“When you have a good package and the other guys crash and you extend your championship lead, everything seems calm,” Alonso continued.
“If you are only one point behind or 10 points behind, the stress is different. The mistakes are different and your radio communications are different. We need to see him when the pressure is on.”
F1 Changes Starting in 2021 - After many months of discussions and deliberations, Formula 1’s ten teams have now agreed to the terms of the “Concorde Agreement” that binds them to the world championship for another five years.
This agreement is a contract between Formula 1, the FIA governing body and the teams which wish to compete in the F1 World Championship from 2021 to 2025 and defines how F1’s television revenues and prize money will be distributed.
Formula 1 bosses have been keen to build a strong foundation on which to secure the long-term future for the championship. As such a revolutionary new budget cap will be introduced next year, along with new technical regulations and a new set of sporting rules coming in 2022.
The Covid-19 pandemic has created unprecedented challenges for everyone in 2020, and has served as another reminder that something needed to change. Once the championship restarted, so too could the commercial agreement talks.
By changing the way the prize money is distributed, it was inevitable that some teams would be happy – as they would receive a greater share – and others less so, as they would have a smaller slice.
But ultimately, as they have increasingly done in recent months, all the stakeholders found a way to come together and compromise on the document, which they agreed to in time for the early deadline of August 18th – which brought a small financial incentive.
With the 10 teams signed up for the next five years, and the regulations and cost cap defined, Formula 1 can finally embark on a new era. The new agreement also squashes any speculation that teams like Mercedes or Haas might not be around for the long term.
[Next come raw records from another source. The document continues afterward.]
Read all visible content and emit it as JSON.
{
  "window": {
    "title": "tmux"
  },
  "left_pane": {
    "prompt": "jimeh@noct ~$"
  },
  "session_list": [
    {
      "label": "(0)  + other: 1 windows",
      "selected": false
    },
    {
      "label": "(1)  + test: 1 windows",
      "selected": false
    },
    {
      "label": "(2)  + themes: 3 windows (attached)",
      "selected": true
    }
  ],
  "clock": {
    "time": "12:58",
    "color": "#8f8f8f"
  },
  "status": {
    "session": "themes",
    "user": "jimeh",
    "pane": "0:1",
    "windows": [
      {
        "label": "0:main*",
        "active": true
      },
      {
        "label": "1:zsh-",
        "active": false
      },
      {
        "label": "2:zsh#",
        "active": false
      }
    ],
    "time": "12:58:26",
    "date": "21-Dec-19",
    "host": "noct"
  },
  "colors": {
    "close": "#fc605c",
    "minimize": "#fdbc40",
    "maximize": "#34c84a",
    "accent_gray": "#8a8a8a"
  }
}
The hope now is that all F1 teams can develop themselves into robust operations financially while also closing the pack in terms of competitiveness that can in turn improve the racing spectacle.
Roll on 2021!